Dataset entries

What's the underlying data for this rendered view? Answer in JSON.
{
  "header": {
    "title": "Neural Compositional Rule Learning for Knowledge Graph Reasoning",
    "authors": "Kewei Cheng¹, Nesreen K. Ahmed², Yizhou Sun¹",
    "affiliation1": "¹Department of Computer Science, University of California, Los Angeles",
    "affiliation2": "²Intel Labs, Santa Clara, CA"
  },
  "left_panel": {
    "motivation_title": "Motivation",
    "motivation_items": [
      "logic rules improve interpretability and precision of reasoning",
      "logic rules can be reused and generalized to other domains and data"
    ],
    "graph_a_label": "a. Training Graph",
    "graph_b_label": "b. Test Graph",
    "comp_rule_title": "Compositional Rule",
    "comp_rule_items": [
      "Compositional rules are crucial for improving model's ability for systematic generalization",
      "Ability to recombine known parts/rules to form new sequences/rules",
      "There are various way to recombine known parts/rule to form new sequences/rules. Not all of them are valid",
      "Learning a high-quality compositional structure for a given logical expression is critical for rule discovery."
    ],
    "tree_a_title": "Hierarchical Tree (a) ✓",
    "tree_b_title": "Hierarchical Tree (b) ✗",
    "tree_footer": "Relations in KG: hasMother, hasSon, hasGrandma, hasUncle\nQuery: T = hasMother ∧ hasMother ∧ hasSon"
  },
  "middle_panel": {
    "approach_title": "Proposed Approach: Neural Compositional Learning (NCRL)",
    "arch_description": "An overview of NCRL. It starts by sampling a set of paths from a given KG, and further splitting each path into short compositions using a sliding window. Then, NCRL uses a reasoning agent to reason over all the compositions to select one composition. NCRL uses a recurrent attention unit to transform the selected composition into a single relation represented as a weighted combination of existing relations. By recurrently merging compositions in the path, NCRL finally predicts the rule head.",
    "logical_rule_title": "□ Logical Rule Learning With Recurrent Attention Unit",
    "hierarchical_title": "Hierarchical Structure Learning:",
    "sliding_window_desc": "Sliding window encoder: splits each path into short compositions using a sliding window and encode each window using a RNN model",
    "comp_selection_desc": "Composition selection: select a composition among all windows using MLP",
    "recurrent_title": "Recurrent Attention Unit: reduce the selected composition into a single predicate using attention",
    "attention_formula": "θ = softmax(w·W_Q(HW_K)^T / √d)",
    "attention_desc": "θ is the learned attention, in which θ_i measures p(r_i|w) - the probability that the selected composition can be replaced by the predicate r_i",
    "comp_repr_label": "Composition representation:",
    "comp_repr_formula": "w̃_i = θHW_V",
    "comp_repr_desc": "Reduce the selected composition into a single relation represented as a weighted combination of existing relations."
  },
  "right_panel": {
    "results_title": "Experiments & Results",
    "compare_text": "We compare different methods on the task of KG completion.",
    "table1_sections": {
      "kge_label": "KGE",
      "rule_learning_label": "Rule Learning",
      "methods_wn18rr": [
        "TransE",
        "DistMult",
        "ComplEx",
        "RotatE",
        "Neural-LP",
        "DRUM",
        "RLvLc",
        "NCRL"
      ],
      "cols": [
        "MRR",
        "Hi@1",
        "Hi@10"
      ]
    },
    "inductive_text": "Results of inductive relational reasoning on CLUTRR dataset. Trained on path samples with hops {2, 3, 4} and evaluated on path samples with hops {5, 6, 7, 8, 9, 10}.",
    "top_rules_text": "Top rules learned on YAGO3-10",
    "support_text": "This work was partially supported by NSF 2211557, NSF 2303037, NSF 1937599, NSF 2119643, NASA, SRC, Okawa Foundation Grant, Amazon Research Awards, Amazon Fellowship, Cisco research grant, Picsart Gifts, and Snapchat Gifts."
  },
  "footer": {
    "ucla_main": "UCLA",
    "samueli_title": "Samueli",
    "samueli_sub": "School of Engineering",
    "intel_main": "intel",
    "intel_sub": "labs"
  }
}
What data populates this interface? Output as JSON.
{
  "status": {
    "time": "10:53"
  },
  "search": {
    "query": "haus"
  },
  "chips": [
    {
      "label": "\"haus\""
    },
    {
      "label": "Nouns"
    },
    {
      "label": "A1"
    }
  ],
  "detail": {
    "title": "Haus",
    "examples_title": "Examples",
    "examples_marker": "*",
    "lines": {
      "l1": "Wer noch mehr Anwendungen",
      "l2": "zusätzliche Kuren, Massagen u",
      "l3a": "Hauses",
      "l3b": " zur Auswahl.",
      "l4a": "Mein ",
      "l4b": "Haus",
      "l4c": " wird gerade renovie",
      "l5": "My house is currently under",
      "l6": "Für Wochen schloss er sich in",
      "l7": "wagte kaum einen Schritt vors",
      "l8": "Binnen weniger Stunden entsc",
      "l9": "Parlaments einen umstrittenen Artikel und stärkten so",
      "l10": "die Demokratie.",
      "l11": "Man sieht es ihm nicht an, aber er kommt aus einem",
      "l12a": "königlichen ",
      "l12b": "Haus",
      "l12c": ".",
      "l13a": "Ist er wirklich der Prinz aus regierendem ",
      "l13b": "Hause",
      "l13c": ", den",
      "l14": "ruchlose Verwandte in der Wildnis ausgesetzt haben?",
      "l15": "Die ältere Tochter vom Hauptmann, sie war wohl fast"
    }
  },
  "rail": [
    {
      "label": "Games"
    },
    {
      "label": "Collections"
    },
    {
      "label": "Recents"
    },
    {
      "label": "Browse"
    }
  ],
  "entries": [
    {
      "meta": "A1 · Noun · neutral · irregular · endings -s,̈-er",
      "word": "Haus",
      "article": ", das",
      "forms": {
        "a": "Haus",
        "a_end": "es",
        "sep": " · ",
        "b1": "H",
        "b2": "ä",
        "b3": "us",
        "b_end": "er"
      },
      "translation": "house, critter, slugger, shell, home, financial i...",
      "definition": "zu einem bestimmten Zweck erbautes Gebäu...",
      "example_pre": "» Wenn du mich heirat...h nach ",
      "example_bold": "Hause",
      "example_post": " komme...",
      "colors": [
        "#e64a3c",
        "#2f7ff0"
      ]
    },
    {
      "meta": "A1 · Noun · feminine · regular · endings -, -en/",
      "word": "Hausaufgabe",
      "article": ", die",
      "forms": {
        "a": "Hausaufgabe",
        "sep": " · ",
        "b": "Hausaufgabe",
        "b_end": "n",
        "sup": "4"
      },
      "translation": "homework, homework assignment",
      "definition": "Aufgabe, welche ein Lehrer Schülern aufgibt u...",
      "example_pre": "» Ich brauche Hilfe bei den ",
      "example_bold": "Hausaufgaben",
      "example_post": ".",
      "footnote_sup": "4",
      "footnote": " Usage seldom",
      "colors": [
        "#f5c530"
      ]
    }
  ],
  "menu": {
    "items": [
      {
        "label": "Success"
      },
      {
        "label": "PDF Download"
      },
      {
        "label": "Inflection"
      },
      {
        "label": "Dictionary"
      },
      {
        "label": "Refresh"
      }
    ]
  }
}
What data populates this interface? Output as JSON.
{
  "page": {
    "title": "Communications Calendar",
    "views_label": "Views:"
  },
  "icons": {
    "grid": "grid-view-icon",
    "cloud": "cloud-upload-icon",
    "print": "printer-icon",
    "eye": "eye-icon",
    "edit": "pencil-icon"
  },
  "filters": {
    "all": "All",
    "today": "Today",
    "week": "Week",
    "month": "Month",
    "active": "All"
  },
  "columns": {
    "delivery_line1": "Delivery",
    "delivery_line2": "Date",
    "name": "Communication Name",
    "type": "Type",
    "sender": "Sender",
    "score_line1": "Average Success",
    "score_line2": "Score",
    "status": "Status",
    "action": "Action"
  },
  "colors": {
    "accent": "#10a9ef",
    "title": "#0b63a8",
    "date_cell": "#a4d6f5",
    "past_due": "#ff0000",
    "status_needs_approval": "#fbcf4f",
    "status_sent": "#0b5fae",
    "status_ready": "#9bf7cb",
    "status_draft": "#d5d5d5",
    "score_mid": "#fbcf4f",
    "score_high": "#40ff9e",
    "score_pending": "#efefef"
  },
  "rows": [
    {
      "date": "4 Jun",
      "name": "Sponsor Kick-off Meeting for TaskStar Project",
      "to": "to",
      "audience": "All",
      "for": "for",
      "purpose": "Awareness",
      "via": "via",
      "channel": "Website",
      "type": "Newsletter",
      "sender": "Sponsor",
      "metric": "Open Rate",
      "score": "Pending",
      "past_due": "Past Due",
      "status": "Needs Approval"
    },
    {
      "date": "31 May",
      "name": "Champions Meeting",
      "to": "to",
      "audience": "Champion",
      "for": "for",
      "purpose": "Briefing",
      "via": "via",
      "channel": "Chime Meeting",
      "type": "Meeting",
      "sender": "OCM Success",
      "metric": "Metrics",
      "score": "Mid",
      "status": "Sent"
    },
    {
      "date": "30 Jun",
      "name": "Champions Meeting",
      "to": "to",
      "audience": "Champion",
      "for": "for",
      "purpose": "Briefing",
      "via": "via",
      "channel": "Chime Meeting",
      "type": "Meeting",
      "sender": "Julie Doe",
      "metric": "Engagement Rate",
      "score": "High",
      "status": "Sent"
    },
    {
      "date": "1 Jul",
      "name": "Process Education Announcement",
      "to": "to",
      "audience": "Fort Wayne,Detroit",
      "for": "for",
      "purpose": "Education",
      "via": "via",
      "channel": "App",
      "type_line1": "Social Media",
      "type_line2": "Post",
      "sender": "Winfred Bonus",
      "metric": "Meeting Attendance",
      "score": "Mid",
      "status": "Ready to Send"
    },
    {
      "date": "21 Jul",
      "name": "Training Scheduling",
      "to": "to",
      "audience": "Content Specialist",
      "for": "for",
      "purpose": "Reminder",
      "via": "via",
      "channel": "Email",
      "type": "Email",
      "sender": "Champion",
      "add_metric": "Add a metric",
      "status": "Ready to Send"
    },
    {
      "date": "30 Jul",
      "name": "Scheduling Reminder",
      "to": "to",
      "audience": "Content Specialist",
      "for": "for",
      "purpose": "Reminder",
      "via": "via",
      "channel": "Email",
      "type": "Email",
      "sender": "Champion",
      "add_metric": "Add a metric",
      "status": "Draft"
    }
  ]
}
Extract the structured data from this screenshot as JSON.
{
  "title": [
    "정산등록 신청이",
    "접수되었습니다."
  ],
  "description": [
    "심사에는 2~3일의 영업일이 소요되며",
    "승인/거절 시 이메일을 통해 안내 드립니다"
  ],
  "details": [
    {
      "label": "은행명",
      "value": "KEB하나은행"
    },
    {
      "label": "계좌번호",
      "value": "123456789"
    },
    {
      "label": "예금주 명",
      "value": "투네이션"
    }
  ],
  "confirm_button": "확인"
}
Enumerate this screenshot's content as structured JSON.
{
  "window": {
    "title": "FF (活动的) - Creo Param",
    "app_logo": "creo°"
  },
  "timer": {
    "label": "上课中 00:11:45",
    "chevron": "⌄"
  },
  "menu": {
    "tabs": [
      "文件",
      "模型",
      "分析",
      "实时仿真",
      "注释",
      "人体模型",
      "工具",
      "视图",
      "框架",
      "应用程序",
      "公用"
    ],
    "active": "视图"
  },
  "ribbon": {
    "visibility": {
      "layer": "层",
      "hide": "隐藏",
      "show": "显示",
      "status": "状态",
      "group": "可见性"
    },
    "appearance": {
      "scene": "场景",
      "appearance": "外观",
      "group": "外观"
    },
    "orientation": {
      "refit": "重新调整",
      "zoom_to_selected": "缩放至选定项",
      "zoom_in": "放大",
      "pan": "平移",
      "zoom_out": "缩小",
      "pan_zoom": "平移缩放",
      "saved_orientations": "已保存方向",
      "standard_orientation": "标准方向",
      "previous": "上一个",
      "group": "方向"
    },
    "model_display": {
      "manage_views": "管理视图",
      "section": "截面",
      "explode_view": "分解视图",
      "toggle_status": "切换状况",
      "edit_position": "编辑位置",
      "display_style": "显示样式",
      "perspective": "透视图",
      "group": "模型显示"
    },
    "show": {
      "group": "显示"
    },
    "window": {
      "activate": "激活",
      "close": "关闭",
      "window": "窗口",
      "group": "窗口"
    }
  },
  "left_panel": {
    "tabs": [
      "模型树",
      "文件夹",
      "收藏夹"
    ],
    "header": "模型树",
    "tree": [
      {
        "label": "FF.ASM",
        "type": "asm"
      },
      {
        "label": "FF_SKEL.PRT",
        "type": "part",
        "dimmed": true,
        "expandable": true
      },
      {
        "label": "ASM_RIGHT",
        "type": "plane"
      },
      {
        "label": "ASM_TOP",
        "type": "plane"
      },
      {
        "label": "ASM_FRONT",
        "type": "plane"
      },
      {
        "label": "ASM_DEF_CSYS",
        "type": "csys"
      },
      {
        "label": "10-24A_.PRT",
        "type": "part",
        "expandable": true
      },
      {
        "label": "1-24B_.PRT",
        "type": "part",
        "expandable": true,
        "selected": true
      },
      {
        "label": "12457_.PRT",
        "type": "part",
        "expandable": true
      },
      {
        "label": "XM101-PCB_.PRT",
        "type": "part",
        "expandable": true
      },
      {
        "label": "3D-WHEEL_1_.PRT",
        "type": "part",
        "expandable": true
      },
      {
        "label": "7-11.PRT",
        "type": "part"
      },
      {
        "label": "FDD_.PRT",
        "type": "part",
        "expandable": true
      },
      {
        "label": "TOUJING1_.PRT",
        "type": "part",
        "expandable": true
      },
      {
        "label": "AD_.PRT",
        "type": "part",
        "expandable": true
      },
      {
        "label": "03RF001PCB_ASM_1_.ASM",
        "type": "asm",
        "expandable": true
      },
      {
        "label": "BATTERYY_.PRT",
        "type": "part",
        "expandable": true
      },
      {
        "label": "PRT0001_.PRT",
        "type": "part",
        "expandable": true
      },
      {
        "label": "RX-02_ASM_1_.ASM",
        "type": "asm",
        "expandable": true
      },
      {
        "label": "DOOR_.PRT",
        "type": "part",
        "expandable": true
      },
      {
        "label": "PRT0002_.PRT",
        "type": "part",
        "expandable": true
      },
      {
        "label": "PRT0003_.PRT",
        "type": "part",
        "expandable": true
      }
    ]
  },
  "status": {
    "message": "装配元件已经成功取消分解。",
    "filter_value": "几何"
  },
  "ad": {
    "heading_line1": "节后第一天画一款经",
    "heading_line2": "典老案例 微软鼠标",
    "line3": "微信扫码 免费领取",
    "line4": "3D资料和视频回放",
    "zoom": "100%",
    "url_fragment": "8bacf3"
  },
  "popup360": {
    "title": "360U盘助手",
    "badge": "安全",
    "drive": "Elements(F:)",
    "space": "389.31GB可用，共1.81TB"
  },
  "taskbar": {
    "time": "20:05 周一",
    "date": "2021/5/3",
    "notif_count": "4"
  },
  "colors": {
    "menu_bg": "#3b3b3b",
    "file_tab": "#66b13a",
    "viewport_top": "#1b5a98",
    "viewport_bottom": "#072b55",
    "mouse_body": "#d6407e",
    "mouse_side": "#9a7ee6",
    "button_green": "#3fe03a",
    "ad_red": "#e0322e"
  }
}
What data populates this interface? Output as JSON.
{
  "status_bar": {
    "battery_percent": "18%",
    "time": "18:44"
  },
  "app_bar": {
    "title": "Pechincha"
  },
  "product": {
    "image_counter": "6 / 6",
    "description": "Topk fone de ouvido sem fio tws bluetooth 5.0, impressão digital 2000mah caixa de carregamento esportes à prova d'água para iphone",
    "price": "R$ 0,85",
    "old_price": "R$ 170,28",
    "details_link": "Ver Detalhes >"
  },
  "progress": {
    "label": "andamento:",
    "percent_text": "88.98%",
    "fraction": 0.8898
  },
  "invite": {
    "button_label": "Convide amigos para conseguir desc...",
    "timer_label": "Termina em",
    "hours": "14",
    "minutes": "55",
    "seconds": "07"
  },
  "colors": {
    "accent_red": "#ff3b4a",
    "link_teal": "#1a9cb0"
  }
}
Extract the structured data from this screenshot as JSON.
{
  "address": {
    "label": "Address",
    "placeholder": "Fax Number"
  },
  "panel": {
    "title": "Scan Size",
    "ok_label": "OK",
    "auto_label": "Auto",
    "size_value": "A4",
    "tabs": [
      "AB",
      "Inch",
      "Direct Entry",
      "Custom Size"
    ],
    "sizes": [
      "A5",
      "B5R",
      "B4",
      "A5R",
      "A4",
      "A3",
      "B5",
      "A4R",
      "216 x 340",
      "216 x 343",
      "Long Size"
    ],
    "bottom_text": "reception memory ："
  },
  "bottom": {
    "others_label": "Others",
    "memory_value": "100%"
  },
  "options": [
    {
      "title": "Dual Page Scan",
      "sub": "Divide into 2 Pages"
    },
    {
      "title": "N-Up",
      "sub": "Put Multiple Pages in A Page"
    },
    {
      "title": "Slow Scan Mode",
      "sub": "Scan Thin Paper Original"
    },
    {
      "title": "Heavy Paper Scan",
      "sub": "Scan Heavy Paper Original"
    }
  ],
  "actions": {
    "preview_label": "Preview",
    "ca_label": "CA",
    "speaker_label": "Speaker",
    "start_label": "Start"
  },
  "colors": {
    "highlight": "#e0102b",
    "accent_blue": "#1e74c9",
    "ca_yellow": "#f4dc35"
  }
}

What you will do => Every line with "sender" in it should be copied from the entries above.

Task response =>
    "sender": "Sender",
      "sender": "Sponsor",
      "sender": "OCM Success",
      "sender": "Julie Doe",
      "sender": "Winfred Bonus",
      "sender": "Champion",
      "sender": "Champion",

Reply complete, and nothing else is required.